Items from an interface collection
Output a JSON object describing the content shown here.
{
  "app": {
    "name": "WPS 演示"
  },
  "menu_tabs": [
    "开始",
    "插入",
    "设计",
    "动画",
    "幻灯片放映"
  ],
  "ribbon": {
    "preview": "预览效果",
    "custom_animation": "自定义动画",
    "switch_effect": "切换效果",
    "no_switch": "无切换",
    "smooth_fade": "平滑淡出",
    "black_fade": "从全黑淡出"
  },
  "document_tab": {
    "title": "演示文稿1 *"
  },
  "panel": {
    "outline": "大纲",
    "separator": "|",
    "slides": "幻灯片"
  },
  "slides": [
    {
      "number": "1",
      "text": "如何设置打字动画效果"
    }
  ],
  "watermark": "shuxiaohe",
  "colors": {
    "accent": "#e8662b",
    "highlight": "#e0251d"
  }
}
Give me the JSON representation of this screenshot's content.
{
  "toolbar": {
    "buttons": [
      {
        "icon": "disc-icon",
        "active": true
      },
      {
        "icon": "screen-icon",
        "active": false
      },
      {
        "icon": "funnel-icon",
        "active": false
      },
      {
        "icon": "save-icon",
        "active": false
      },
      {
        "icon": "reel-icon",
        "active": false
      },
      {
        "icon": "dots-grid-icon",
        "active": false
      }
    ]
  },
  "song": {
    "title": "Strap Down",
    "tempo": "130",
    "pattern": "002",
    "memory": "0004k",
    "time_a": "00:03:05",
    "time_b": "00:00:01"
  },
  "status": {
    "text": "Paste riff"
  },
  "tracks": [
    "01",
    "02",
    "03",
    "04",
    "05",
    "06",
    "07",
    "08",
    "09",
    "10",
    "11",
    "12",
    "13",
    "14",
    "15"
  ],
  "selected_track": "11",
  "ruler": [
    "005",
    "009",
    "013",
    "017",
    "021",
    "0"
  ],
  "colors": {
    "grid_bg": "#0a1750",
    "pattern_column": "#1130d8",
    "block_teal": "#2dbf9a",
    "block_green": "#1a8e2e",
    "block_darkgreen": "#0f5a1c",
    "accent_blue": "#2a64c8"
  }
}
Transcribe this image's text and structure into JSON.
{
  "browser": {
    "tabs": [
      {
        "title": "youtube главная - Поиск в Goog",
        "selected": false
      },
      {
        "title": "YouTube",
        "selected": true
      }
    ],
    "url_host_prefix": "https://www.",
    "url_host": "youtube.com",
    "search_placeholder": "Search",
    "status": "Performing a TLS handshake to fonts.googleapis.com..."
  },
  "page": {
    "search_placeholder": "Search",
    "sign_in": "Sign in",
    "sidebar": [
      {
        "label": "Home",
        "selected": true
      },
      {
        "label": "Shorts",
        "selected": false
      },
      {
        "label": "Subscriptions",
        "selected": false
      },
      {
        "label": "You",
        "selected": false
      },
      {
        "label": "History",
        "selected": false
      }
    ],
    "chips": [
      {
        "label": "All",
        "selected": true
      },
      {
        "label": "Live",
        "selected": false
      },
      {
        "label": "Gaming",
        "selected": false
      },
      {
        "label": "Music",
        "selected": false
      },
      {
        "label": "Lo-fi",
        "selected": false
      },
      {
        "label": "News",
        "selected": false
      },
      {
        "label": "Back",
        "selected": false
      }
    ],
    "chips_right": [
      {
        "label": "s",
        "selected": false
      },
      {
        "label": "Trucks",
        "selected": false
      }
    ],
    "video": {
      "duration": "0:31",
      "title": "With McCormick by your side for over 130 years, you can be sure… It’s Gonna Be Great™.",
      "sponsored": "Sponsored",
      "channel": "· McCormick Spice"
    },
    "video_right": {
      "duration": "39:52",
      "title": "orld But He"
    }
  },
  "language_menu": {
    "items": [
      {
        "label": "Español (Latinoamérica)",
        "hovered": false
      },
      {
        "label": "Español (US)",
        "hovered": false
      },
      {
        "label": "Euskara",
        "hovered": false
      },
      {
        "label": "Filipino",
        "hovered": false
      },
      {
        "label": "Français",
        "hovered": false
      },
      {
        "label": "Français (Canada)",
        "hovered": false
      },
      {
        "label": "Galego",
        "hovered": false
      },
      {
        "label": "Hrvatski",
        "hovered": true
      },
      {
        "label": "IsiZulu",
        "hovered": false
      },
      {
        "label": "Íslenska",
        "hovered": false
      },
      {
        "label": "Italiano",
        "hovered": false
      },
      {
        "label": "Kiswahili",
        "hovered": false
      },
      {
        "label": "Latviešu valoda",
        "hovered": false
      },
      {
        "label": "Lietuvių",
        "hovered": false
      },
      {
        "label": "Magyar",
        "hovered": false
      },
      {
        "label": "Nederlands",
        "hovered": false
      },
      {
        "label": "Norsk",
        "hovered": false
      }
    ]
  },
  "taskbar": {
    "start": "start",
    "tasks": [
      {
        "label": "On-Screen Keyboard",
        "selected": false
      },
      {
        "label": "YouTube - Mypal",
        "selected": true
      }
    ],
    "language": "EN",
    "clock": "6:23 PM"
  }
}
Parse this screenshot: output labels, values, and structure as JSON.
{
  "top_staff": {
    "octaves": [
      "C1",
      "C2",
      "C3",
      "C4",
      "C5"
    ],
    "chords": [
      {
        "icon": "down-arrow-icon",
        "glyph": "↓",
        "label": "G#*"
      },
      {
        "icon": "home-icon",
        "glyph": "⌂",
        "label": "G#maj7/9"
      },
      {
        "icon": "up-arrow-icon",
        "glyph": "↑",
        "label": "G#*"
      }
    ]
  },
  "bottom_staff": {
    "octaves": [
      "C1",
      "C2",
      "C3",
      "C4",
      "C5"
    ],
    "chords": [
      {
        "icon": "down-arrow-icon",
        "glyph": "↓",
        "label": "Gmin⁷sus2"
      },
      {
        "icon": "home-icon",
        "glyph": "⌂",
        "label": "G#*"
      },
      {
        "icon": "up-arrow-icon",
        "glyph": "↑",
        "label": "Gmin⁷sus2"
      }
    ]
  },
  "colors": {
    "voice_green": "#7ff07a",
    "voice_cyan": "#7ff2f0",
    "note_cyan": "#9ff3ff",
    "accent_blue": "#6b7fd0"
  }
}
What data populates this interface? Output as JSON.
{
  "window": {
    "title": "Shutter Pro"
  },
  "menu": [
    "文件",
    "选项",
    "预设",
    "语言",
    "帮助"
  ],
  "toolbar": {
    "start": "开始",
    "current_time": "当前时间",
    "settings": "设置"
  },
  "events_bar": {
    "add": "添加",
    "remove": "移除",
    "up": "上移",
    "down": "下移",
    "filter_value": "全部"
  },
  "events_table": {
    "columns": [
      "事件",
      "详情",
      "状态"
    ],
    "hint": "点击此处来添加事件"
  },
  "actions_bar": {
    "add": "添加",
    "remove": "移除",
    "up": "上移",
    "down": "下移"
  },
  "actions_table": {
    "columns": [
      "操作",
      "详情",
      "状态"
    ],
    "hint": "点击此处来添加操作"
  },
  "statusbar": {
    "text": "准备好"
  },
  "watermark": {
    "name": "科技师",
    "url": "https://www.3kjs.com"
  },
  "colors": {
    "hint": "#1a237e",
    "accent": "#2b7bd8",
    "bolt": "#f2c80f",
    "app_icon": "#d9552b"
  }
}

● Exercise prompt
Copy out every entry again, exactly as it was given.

● Completed task
Output a JSON object describing the content shown here.
{
  "app": {
    "name": "WPS 演示"
  },
  "menu_tabs": [
    "开始",
    "插入",
    "设计",
    "动画",
    "幻灯片放映"
  ],
  "ribbon": {
    "preview": "预览效果",
    "custom_animation": "自定义动画",
    "switch_effect": "切换效果",
    "no_switch": "无切换",
    "smooth_fade": "平滑淡出",
    "black_fade": "从全黑淡出"
  },
  "document_tab": {
    "title": "演示文稿1 *"
  },
  "panel": {
    "outline": "大纲",
    "separator": "|",
    "slides": "幻灯片"
  },
  "slides": [
    {
      "number": "1",
      "text": "如何设置打字动画效果"
    }
  ],
  "watermark": "shuxiaohe",
  "colors": {
    "accent": "#e8662b",
    "highlight": "#e0251d"
  }
}
Give me the JSON representation of this screenshot's content.
{
  "toolbar": {
    "buttons": [
      {
        "icon": "disc-icon",
        "active": true
      },
      {
        "icon": "screen-icon",
        "active": false
      },
      {
        "icon": "funnel-icon",
        "active": false
      },
      {
        "icon": "save-icon",
        "active": false
      },
      {
        "icon": "reel-icon",
        "active": false
      },
      {
        "icon": "dots-grid-icon",
        "active": false
      }
    ]
  },
  "song": {
    "title": "Strap Down",
    "tempo": "130",
    "pattern": "002",
    "memory": "0004k",
    "time_a": "00:03:05",
    "time_b": "00:00:01"
  },
  "status": {
    "text": "Paste riff"
  },
  "tracks": [
    "01",
    "02",
    "03",
    "04",
    "05",
    "06",
    "07",
    "08",
    "09",
    "10",
    "11",
    "12",
    "13",
    "14",
    "15"
  ],
  "selected_track": "11",
  "ruler": [
    "005",
    "009",
    "013",
    "017",
    "021",
    "0"
  ],
  "colors": {
    "grid_bg": "#0a1750",
    "pattern_column": "#1130d8",
    "block_teal": "#2dbf9a",
    "block_green": "#1a8e2e",
    "block_darkgreen": "#0f5a1c",
    "accent_blue": "#2a64c8"
  }
}
Transcribe this image's text and structure into JSON.
{
  "browser": {
    "tabs": [
      {
        "title": "youtube главная - Поиск в Goog",
        "selected": false
      },
      {
        "title": "YouTube",
        "selected": true
      }
    ],
    "url_host_prefix": "https://www.",
    "url_host": "youtube.com",
    "search_placeholder": "Search",
    "status": "Performing a TLS handshake to fonts.googleapis.com..."
  },
  "page": {
    "search_placeholder": "Search",
    "sign_in": "Sign in",
    "sidebar": [
      {
        "label": "Home",
        "selected": true
      },
      {
        "label": "Shorts",
        "selected": false
      },
      {
        "label": "Subscriptions",
        "selected": false
      },
      {
        "label": "You",
        "selected": false
      },
      {
        "label": "History",
        "selected": false
      }
    ],
    "chips": [
      {
        "label": "All",
        "selected": true
      },
      {
        "label": "Live",
        "selected": false
      },
      {
        "label": "Gaming",
        "selected": false
      },
      {
        "label": "Music",
        "selected": false
      },
      {
        "label": "Lo-fi",
        "selected": false
      },
      {
        "label": "News",
        "selected": false
      },
      {
        "label": "Back",
        "selected": false
      }
    ],
    "chips_right": [
      {
        "label": "s",
        "selected": false
      },
      {
        "label": "Trucks",
        "selected": false
      }
    ],
    "video": {
      "duration": "0:31",
      "title": "With McCormick by your side for over 130 years, you can be sure… It’s Gonna Be Great™.",
      "sponsored": "Sponsored",
      "channel": "· McCormick Spice"
    },
    "video_right": {
      "duration": "39:52",
      "title": "orld But He"
    }
  },
  "language_menu": {
    "items": [
      {
        "label": "Español (Latinoamérica)",
        "hovered": false
      },
      {
        "label": "Español (US)",
        "hovered": false
      },
      {
        "label": "Euskara",
        "hovered": false
      },
      {
        "label": "Filipino",
        "hovered": false
      },
      {
        "label": "Français",
        "hovered": false
      },
      {
        "label": "Français (Canada)",
        "hovered": false
      },
      {
        "label": "Galego",
        "hovered": false
      },
      {
        "label": "Hrvatski",
        "hovered": true
      },
      {
        "label": "IsiZulu",
        "hovered": false
      },
      {
        "label": "Íslenska",
        "hovered": false
      },
      {
        "label": "Italiano",
        "hovered": false
      },
      {
        "label": "Kiswahili",
        "hovered": false
      },
      {
        "label": "Latviešu valoda",
        "hovered": false
      },
      {
        "label": "Lietuvių",
        "hovered": false
      },
      {
        "label": "Magyar",
        "hovered": false
      },
      {
        "label": "Nederlands",
        "hovered": false
      },
      {
        "label": "Norsk",
        "hovered": false
      }
    ]
  },
  "taskbar": {
    "start": "start",
    "tasks": [
      {
        "label": "On-Screen Keyboard",
        "selected": false
      },
      {
        "label": "YouTube - Mypal",
        "selected": true
      }
    ],
    "language": "EN",
    "clock": "6:23 PM"
  }
}
Parse this screenshot: output labels, values, and structure as JSON.
{
  "top_staff": {
    "octaves": [
      "C1",
      "C2",
      "C3",
      "C4",
      "C5"
    ],
    "chords": [
      {
        "icon": "down-arrow-icon",
        "glyph": "↓",
        "label": "G#*"
      },
      {
        "icon": "home-icon",
        "glyph": "⌂",
        "label": "G#maj7/9"
      },
      {
        "icon": "up-arrow-icon",
        "glyph": "↑",
        "label": "G#*"
      }
    ]
  },
  "bottom_staff": {
    "octaves": [
      "C1",
      "C2",
      "C3",
      "C4",
      "C5"
    ],
    "chords": [
      {
        "icon": "down-arrow-icon",
        "glyph": "↓",
        "label": "Gmin⁷sus2"
      },
      {
        "icon": "home-icon",
        "glyph": "⌂",
        "label": "G#*"
      },
      {
        "icon": "up-arrow-icon",
        "glyph": "↑",
        "label": "Gmin⁷sus2"
      }
    ]
  },
  "colors": {
    "voice_green": "#7ff07a",
    "voice_cyan": "#7ff2f0",
    "note_cyan": "#9ff3ff",
    "accent_blue": "#6b7fd0"
  }
}
What data populates this interface? Output as JSON.
{
  "window": {
    "title": "Shutter Pro"
  },
  "menu": [
    "文件",
    "选项",
    "预设",
    "语言",
    "帮助"
  ],
  "toolbar": {
    "start": "开始",
    "current_time": "当前时间",
    "settings": "设置"
  },
  "events_bar": {
    "add": "添加",
    "remove": "移除",
    "up": "上移",
    "down": "下移",
    "filter_value": "全部"
  },
  "events_table": {
    "columns": [
      "事件",
      "详情",
      "状态"
    ],
    "hint": "点击此处来添加事件"
  },
  "actions_bar": {
    "add": "添加",
    "remove": "移除",
    "up": "上移",
    "down": "下移"
  },
  "actions_table": {
    "columns": [
      "操作",
      "详情",
      "状态"
    ],
    "hint": "点击此处来添加操作"
  },
  "statusbar": {
    "text": "准备好"
  },
  "watermark": {
    "name": "科技师",
    "url": "https://www.3kjs.com"
  },
  "colors": {
    "hint": "#1a237e",
    "accent": "#2b7bd8",
    "bolt": "#f2c80f",
    "app_icon": "#d9552b"
  }
}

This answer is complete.